Rockies: Garrett Hampson, 2B/SS/OF. Hampson struggled mightily early on last year, hitting just .200/.239/.285 in the first half. He showed signs of life in the second half, though, posting a .284/.348/.462 line and hitting seven HRs with 11 SBs in just 58 games. Hampson doesn’t have a clear path to playing time, but if he can carve out a role as a super-utility player or DH often, he should find himself getting regular at-bats. That’s all he needs to produce, particularly in the stolen base department.
Royals: Ryan O’Hearn, 1B. The Royals don’t have many good sleeper candidates, so we’re dipping back to a popular breakout pick from last year even though O’Hearn’s shine has dimmed quite a bit. Heading into last season, O’Hearn was coming off a campaign that saw him club 12 HRs in just 44 games.
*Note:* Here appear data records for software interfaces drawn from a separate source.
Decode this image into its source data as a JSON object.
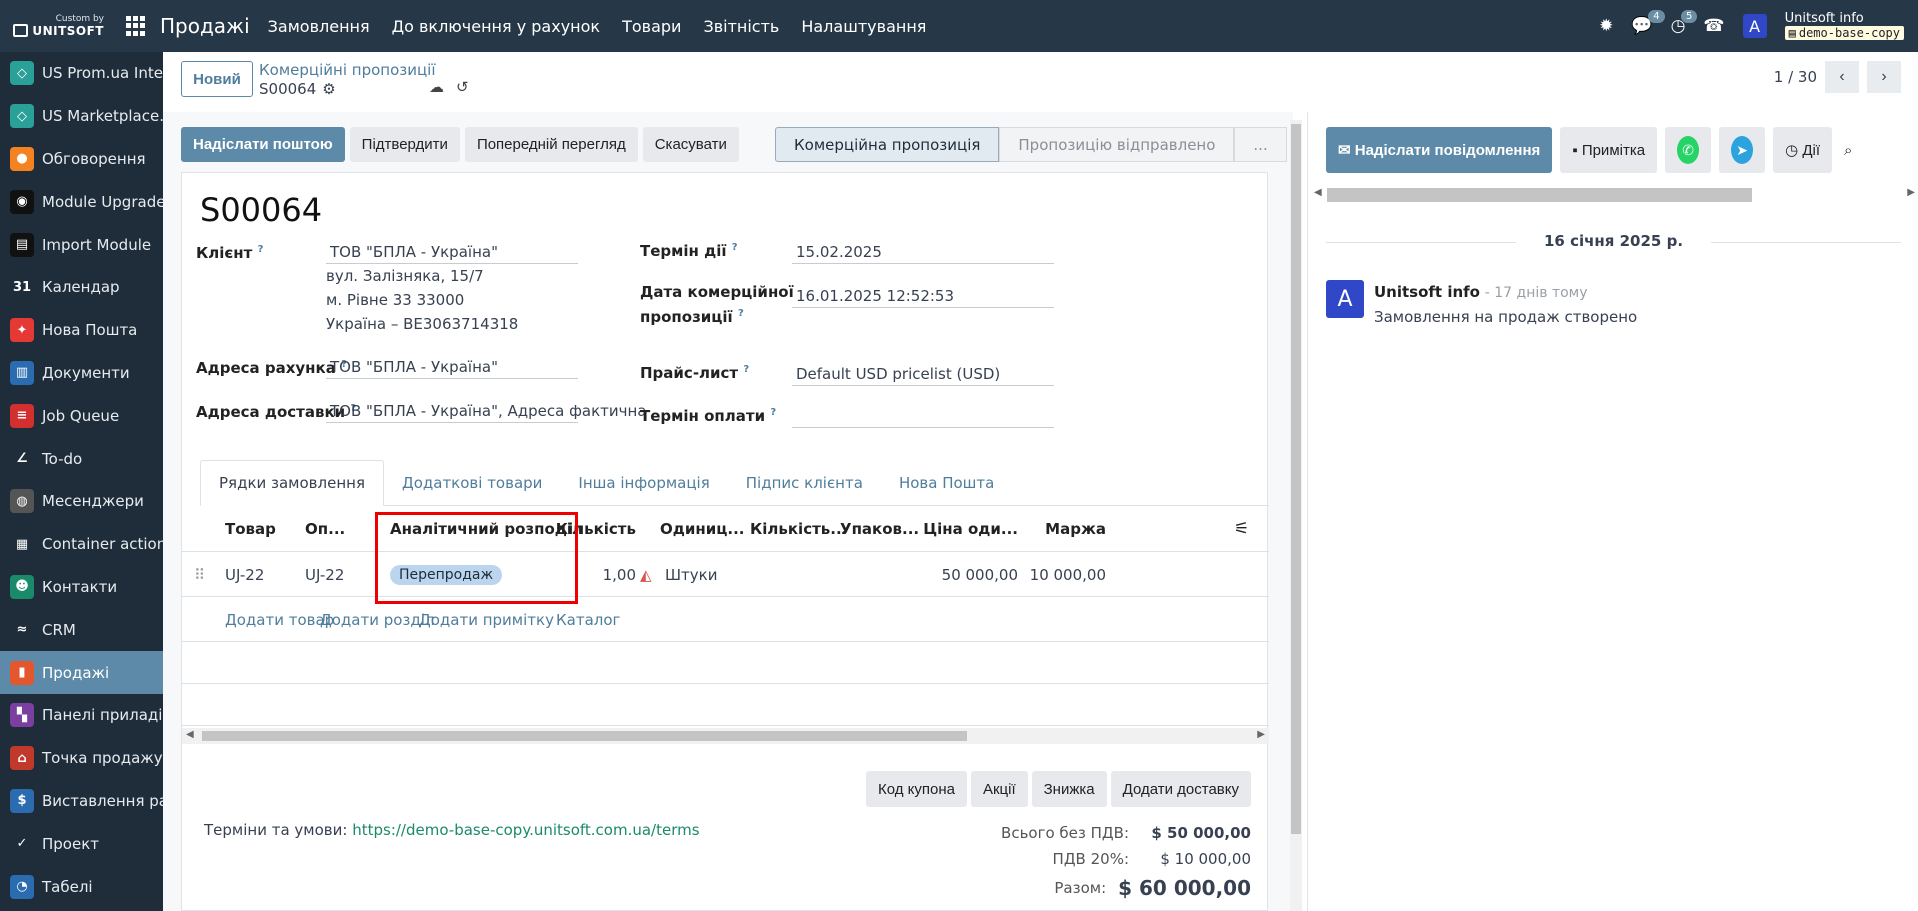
{
  "topbar": {
    "logo_top": "Custom by",
    "logo_bottom": "UNITSOFT",
    "brand": "Продажі",
    "menu": [
      "Замовлення",
      "До включення у рахунок",
      "Товари",
      "Звітність",
      "Налаштування"
    ],
    "chat_badge": "4",
    "activity_badge": "5",
    "avatar": "A",
    "user": "Unitsoft info",
    "db": "demo-base-copy"
  },
  "sidebar": [
    {
      "label": "US Prom.ua Inte...",
      "color": "#2aa198",
      "glyph": "◇"
    },
    {
      "label": "US Marketplace...",
      "color": "#2aa198",
      "glyph": "◇"
    },
    {
      "label": "Обговорення",
      "color": "#f58220",
      "glyph": "●"
    },
    {
      "label": "Module Upgrade",
      "color": "#111",
      "glyph": "◉"
    },
    {
      "label": "Import Module",
      "color": "#111",
      "glyph": "▤"
    },
    {
      "label": "Календар",
      "color": "#1f2d3a",
      "glyph": "31"
    },
    {
      "label": "Нова Пошта",
      "color": "#e53935",
      "glyph": "✦"
    },
    {
      "label": "Документи",
      "color": "#2b6cb0",
      "glyph": "▥"
    },
    {
      "label": "Job Queue",
      "color": "#d32f2f",
      "glyph": "≡"
    },
    {
      "label": "To-do",
      "color": "#1f2d3a",
      "glyph": "∠"
    },
    {
      "label": "Месенджери",
      "color": "#555",
      "glyph": "◍"
    },
    {
      "label": "Container actions",
      "color": "#1f2d3a",
      "glyph": "▦"
    },
    {
      "label": "Контакти",
      "color": "#1b8a6b",
      "glyph": "☻"
    },
    {
      "label": "CRM",
      "color": "#1f2d3a",
      "glyph": "≈"
    },
    {
      "label": "Продажі",
      "color": "#e4572e",
      "glyph": "▮",
      "active": true
    },
    {
      "label": "Панелі приладів",
      "color": "#7b3fa0",
      "glyph": "▚"
    },
    {
      "label": "Точка продажу",
      "color": "#c0392b",
      "glyph": "⌂"
    },
    {
      "label": "Виставлення ра...",
      "color": "#2b6cb0",
      "glyph": "$"
    },
    {
      "label": "Проект",
      "color": "#1f2d3a",
      "glyph": "✓"
    },
    {
      "label": "Табелі",
      "color": "#2b6cb0",
      "glyph": "◔"
    }
  ],
  "control": {
    "new_label": "Новий",
    "breadcrumb": "Комерційні пропозиції",
    "record": "S00064",
    "pager": "1 / 30"
  },
  "actions": [
    "Надіслати поштою",
    "Підтвердити",
    "Попередній перегляд",
    "Скасувати"
  ],
  "stages": [
    "Комерційна пропозиція",
    "Пропозицію відправлено",
    "..."
  ],
  "form": {
    "title": "S00064",
    "client_label": "Клієнт",
    "client": "ТОВ \"БПЛА - Україна\"",
    "addr1": "вул. Залізняка, 15/7",
    "addr2": "м. Рівне 33 33000",
    "addr3": "Україна – BE3063714318",
    "invoice_label": "Адреса рахунка",
    "invoice": "ТОВ \"БПЛА - Україна\"",
    "delivery_label": "Адреса доставки",
    "delivery": "ТОВ \"БПЛА - Україна\", Адреса фактична",
    "validity_label": "Термін дії",
    "validity": "15.02.2025",
    "date_label1": "Дата комерційної",
    "date_label2": "пропозиції",
    "date": "16.01.2025 12:52:53",
    "pricelist_label": "Прайс-лист",
    "pricelist": "Default USD pricelist (USD)",
    "payment_label": "Термін оплати",
    "q": "?"
  },
  "tabs": [
    "Рядки замовлення",
    "Додаткові товари",
    "Інша інформація",
    "Підпис клієнта",
    "Нова Пошта"
  ],
  "table": {
    "headers": [
      "Товар",
      "Оп...",
      "Аналітичний розподіл",
      "Кількість",
      "Одиниц...",
      "Кількість...",
      "Упаков...",
      "Ціна оди...",
      "Маржа"
    ],
    "row": {
      "product": "UJ-22",
      "desc": "UJ-22",
      "analytic": "Перепродаж",
      "qty": "1,00",
      "uom": "Штуки",
      "price": "50 000,00",
      "margin": "10 000,00"
    },
    "add": [
      "Додати товар",
      "Додати розділ",
      "Додати примітку",
      "Каталог"
    ]
  },
  "coupons": [
    "Код купона",
    "Акції",
    "Знижка",
    "Додати доставку"
  ],
  "terms": {
    "label": "Терміни та умови:",
    "link": "https://demo-base-copy.unitsoft.com.ua/terms"
  },
  "totals": {
    "untaxed_label": "Всього без ПДВ:",
    "untaxed": "$ 50 000,00",
    "tax_label": "ПДВ 20%:",
    "tax": "$ 10 000,00",
    "total_label": "Разом:",
    "total": "$ 60 000,00"
  },
  "chatter": {
    "send": "Надіслати повідомлення",
    "note": "Примітка",
    "actions": "Дії",
    "date": "16 січня 2025 р.",
    "author": "Unitsoft info",
    "ago": "- 17 днів тому",
    "body": "Замовлення на продаж створено",
    "avatar": "A"
  }
}
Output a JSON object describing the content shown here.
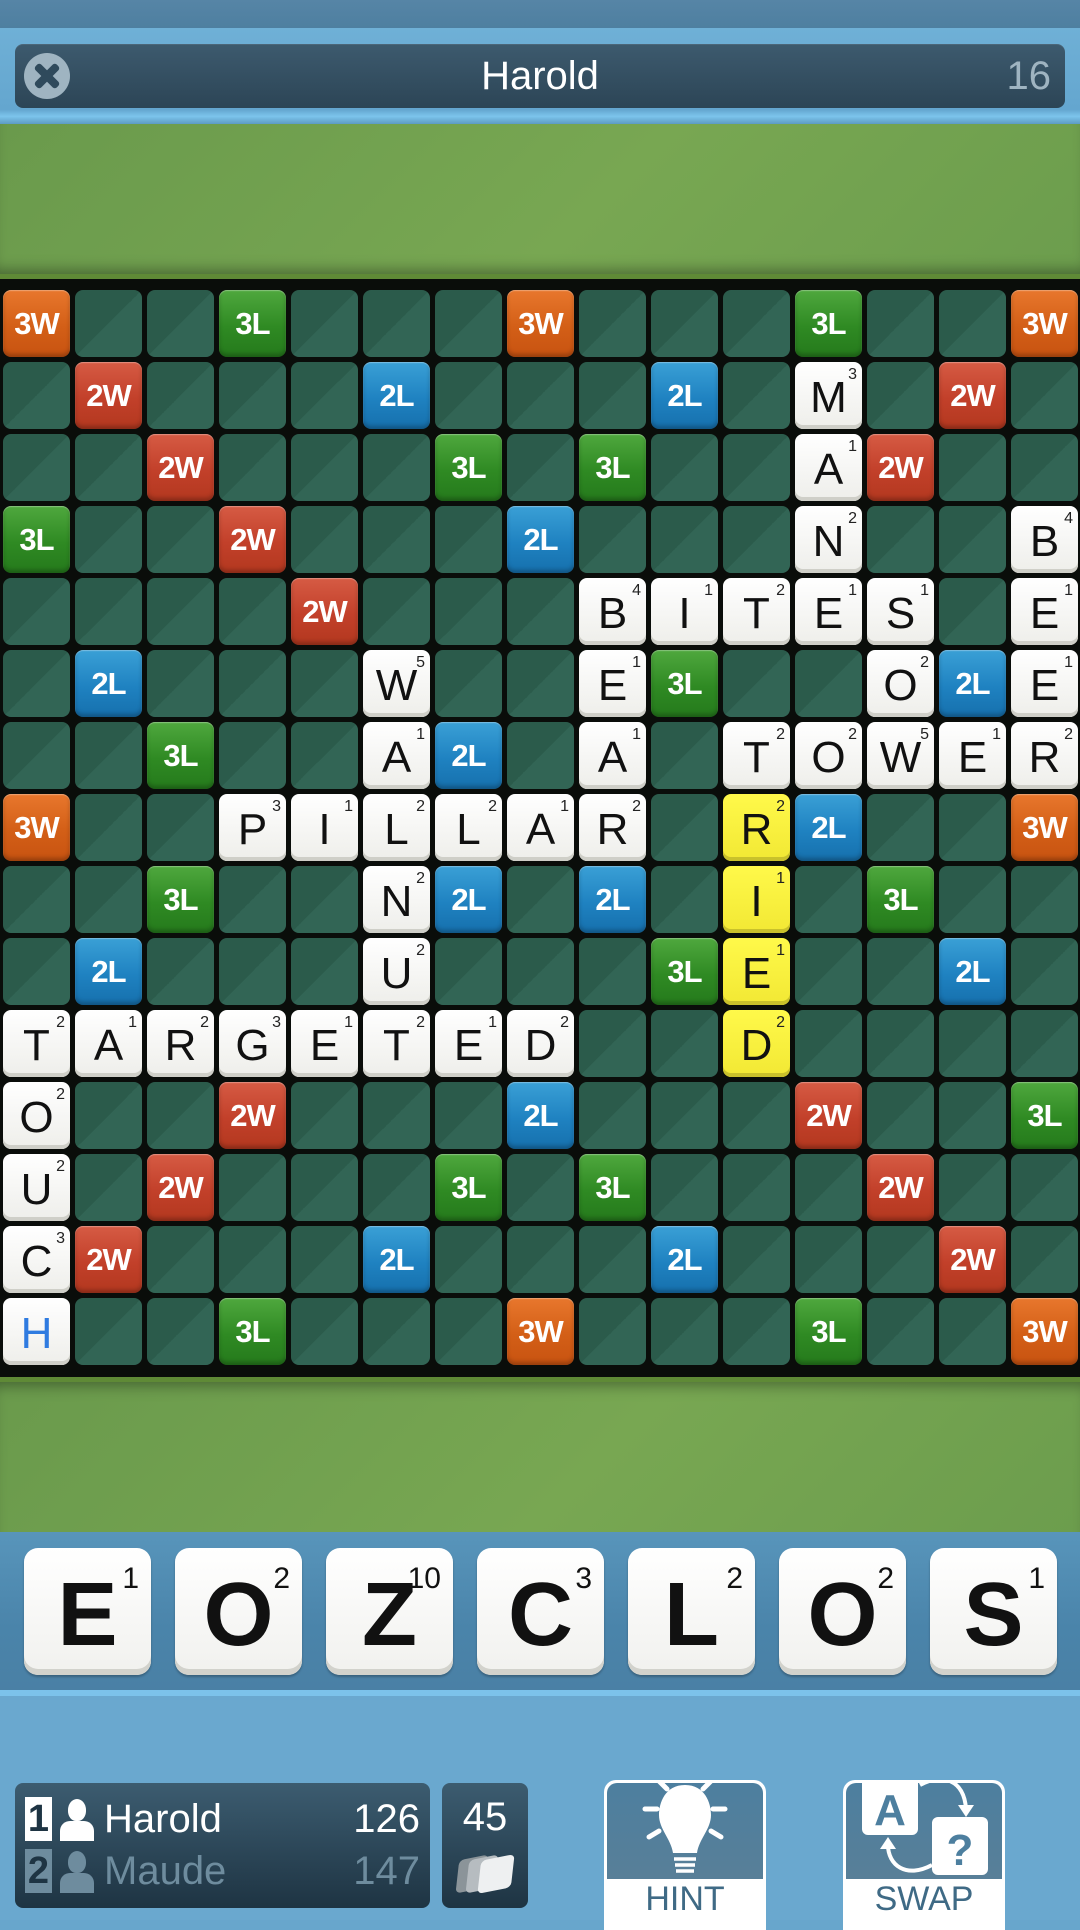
{
  "header": {
    "title": "Harold",
    "turn_counter": "16",
    "close_icon": "close-circle-icon"
  },
  "board": {
    "size": 15,
    "cells": [
      {
        "r": 0,
        "c": 0,
        "bonus": "3W"
      },
      {
        "r": 0,
        "c": 3,
        "bonus": "3L"
      },
      {
        "r": 0,
        "c": 7,
        "bonus": "3W"
      },
      {
        "r": 0,
        "c": 11,
        "bonus": "3L"
      },
      {
        "r": 0,
        "c": 14,
        "bonus": "3W"
      },
      {
        "r": 1,
        "c": 1,
        "bonus": "2W"
      },
      {
        "r": 1,
        "c": 5,
        "bonus": "2L"
      },
      {
        "r": 1,
        "c": 9,
        "bonus": "2L"
      },
      {
        "r": 1,
        "c": 11,
        "letter": "M",
        "points": "3"
      },
      {
        "r": 1,
        "c": 13,
        "bonus": "2W"
      },
      {
        "r": 2,
        "c": 2,
        "bonus": "2W"
      },
      {
        "r": 2,
        "c": 6,
        "bonus": "3L"
      },
      {
        "r": 2,
        "c": 8,
        "bonus": "3L"
      },
      {
        "r": 2,
        "c": 11,
        "letter": "A",
        "points": "1"
      },
      {
        "r": 2,
        "c": 12,
        "bonus": "2W"
      },
      {
        "r": 3,
        "c": 0,
        "bonus": "3L"
      },
      {
        "r": 3,
        "c": 3,
        "bonus": "2W"
      },
      {
        "r": 3,
        "c": 7,
        "bonus": "2L"
      },
      {
        "r": 3,
        "c": 11,
        "letter": "N",
        "points": "2"
      },
      {
        "r": 3,
        "c": 14,
        "letter": "B",
        "points": "4"
      },
      {
        "r": 4,
        "c": 4,
        "bonus": "2W"
      },
      {
        "r": 4,
        "c": 8,
        "letter": "B",
        "points": "4"
      },
      {
        "r": 4,
        "c": 9,
        "letter": "I",
        "points": "1"
      },
      {
        "r": 4,
        "c": 10,
        "letter": "T",
        "points": "2"
      },
      {
        "r": 4,
        "c": 11,
        "letter": "E",
        "points": "1"
      },
      {
        "r": 4,
        "c": 12,
        "letter": "S",
        "points": "1"
      },
      {
        "r": 4,
        "c": 14,
        "letter": "E",
        "points": "1"
      },
      {
        "r": 5,
        "c": 1,
        "bonus": "2L"
      },
      {
        "r": 5,
        "c": 5,
        "letter": "W",
        "points": "5"
      },
      {
        "r": 5,
        "c": 8,
        "letter": "E",
        "points": "1"
      },
      {
        "r": 5,
        "c": 9,
        "bonus": "3L"
      },
      {
        "r": 5,
        "c": 12,
        "letter": "O",
        "points": "2"
      },
      {
        "r": 5,
        "c": 13,
        "bonus": "2L"
      },
      {
        "r": 5,
        "c": 14,
        "letter": "E",
        "points": "1"
      },
      {
        "r": 6,
        "c": 2,
        "bonus": "3L"
      },
      {
        "r": 6,
        "c": 5,
        "letter": "A",
        "points": "1"
      },
      {
        "r": 6,
        "c": 6,
        "bonus": "2L"
      },
      {
        "r": 6,
        "c": 8,
        "letter": "A",
        "points": "1"
      },
      {
        "r": 6,
        "c": 10,
        "letter": "T",
        "points": "2"
      },
      {
        "r": 6,
        "c": 11,
        "letter": "O",
        "points": "2"
      },
      {
        "r": 6,
        "c": 12,
        "letter": "W",
        "points": "5"
      },
      {
        "r": 6,
        "c": 13,
        "letter": "E",
        "points": "1"
      },
      {
        "r": 6,
        "c": 14,
        "letter": "R",
        "points": "2"
      },
      {
        "r": 7,
        "c": 0,
        "bonus": "3W"
      },
      {
        "r": 7,
        "c": 3,
        "letter": "P",
        "points": "3"
      },
      {
        "r": 7,
        "c": 4,
        "letter": "I",
        "points": "1"
      },
      {
        "r": 7,
        "c": 5,
        "letter": "L",
        "points": "2"
      },
      {
        "r": 7,
        "c": 6,
        "letter": "L",
        "points": "2"
      },
      {
        "r": 7,
        "c": 7,
        "letter": "A",
        "points": "1"
      },
      {
        "r": 7,
        "c": 8,
        "letter": "R",
        "points": "2"
      },
      {
        "r": 7,
        "c": 10,
        "letter": "R",
        "points": "2",
        "highlight": "yellow"
      },
      {
        "r": 7,
        "c": 11,
        "bonus": "2L"
      },
      {
        "r": 7,
        "c": 14,
        "bonus": "3W"
      },
      {
        "r": 8,
        "c": 2,
        "bonus": "3L"
      },
      {
        "r": 8,
        "c": 5,
        "letter": "N",
        "points": "2"
      },
      {
        "r": 8,
        "c": 6,
        "bonus": "2L"
      },
      {
        "r": 8,
        "c": 8,
        "bonus": "2L"
      },
      {
        "r": 8,
        "c": 10,
        "letter": "I",
        "points": "1",
        "highlight": "yellow"
      },
      {
        "r": 8,
        "c": 12,
        "bonus": "3L"
      },
      {
        "r": 9,
        "c": 1,
        "bonus": "2L"
      },
      {
        "r": 9,
        "c": 5,
        "letter": "U",
        "points": "2"
      },
      {
        "r": 9,
        "c": 9,
        "bonus": "3L"
      },
      {
        "r": 9,
        "c": 10,
        "letter": "E",
        "points": "1",
        "highlight": "yellow"
      },
      {
        "r": 9,
        "c": 13,
        "bonus": "2L"
      },
      {
        "r": 10,
        "c": 0,
        "letter": "T",
        "points": "2"
      },
      {
        "r": 10,
        "c": 1,
        "letter": "A",
        "points": "1"
      },
      {
        "r": 10,
        "c": 2,
        "letter": "R",
        "points": "2"
      },
      {
        "r": 10,
        "c": 3,
        "letter": "G",
        "points": "3"
      },
      {
        "r": 10,
        "c": 4,
        "letter": "E",
        "points": "1"
      },
      {
        "r": 10,
        "c": 5,
        "letter": "T",
        "points": "2"
      },
      {
        "r": 10,
        "c": 6,
        "letter": "E",
        "points": "1"
      },
      {
        "r": 10,
        "c": 7,
        "letter": "D",
        "points": "2"
      },
      {
        "r": 10,
        "c": 10,
        "letter": "D",
        "points": "2",
        "highlight": "yellow"
      },
      {
        "r": 11,
        "c": 0,
        "letter": "O",
        "points": "2"
      },
      {
        "r": 11,
        "c": 3,
        "bonus": "2W"
      },
      {
        "r": 11,
        "c": 7,
        "bonus": "2L"
      },
      {
        "r": 11,
        "c": 11,
        "bonus": "2W"
      },
      {
        "r": 11,
        "c": 14,
        "bonus": "3L"
      },
      {
        "r": 12,
        "c": 0,
        "letter": "U",
        "points": "2"
      },
      {
        "r": 12,
        "c": 2,
        "bonus": "2W"
      },
      {
        "r": 12,
        "c": 6,
        "bonus": "3L"
      },
      {
        "r": 12,
        "c": 8,
        "bonus": "3L"
      },
      {
        "r": 12,
        "c": 12,
        "bonus": "2W"
      },
      {
        "r": 13,
        "c": 0,
        "letter": "C",
        "points": "3"
      },
      {
        "r": 13,
        "c": 1,
        "bonus": "2W"
      },
      {
        "r": 13,
        "c": 5,
        "bonus": "2L"
      },
      {
        "r": 13,
        "c": 9,
        "bonus": "2L"
      },
      {
        "r": 13,
        "c": 13,
        "bonus": "2W"
      },
      {
        "r": 14,
        "c": 0,
        "letter": "H",
        "points": "",
        "blank": true
      },
      {
        "r": 14,
        "c": 3,
        "bonus": "3L"
      },
      {
        "r": 14,
        "c": 7,
        "bonus": "3W"
      },
      {
        "r": 14,
        "c": 11,
        "bonus": "3L"
      },
      {
        "r": 14,
        "c": 14,
        "bonus": "3W"
      }
    ]
  },
  "rack": [
    {
      "letter": "E",
      "points": "1"
    },
    {
      "letter": "O",
      "points": "2"
    },
    {
      "letter": "Z",
      "points": "10"
    },
    {
      "letter": "C",
      "points": "3"
    },
    {
      "letter": "L",
      "points": "2"
    },
    {
      "letter": "O",
      "points": "2"
    },
    {
      "letter": "S",
      "points": "1"
    }
  ],
  "scoreboard": {
    "players": [
      {
        "rank": "1",
        "name": "Harold",
        "score": "126",
        "active": true
      },
      {
        "rank": "2",
        "name": "Maude",
        "score": "147",
        "active": false
      }
    ],
    "tiles_remaining": "45"
  },
  "actions": {
    "hint_label": "HINT",
    "swap_label": "SWAP",
    "swap_tile_letter": "A",
    "swap_tile_unknown": "?"
  }
}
This year, he’s coming off a season where he mustered just 14 dingers in 105 games, and he has more competition for playing time, especially if the Royals actually use Salvador Perez at 1B more some this season. At this point, O’Hearn might be nothing more than a platoon player against righthanded pitching, but he has the power to put up solid HR totals if he’s given the opportunity for regular at-bats.
Tigers: Buck Farmer, RP. Good luck finding a true sleeper on the Tigers’ depleted roster. Farmer seems like the most likely candidate to take over in the ninth inning if Joe Jimenez struggles (a very distinct possibility given his HR issues). Farmer struck out over a batter per inning and noticeably improved his BB-rate last year, so he can likely handle the job and be a cheap source of saves if called upon.
Twins: Homer Bailey, SP. The Twins don’t have many sleeper candidates since virtually all of their hitters had big seasons last year, so we really had to reach for this one. Bailey had a decent bounce-back campaign in 2019, splitting time between Kansas City and Oakland and posting a 4.57 ERA, 1.32 WHIP and 8.2 K/9 ratio. Obviously, those aren’t great stats, but his advanced numbers (4.11 FIP) and peripherals (2.9 BB/9 ratio, 1.2 HR/9 ratio) paint a little better picture. After a full season of health, Bailey could find success like Jake Odorizzi and Kyle Gibson did early on with the Twins last year.
White Sox: Dylan Cease, SP. Cease struck out 81 batters in 73 major league innings last year, but his high BB (4.3) and HR (1.9) rates inflated his ERAs and WHIP. Over five minor league seasons, the 24-year-old righty posted a 3.73/1.23 line with an 11.4 K/9, and even that was inflated by a mediocre half-season at Triple-A. Given his age, it’s fair to wonder if Cease can put it all together at the major league level or if he’s more of a “quad-A player”, but if nothing else, he’ll be a cheap source of strikeouts. If he can find his lower-level form, he has breakout potential.
Yankees: Miguel Andujar, UTIL. Andujar missed all but 12 games last year because of a right shoulder injury, but he’s healthy and ready to go this season. The Yankees’ offense has only gotten more crowded since Andujar last played, as Gio Urshela has established himself as the everyday 3B and guys like Mike Tauchman and Clint Frazier are looking for places to play. Andujar should still have the inside track on the everyday DH job, though, and we saw his upside in his rookie campaign when he hit .297 with 27 HRs and 92 RBIs. If he can stay in the lineup and replicate that form, he’ll far outpace his ADP, even if he remains only UTIL-eligible.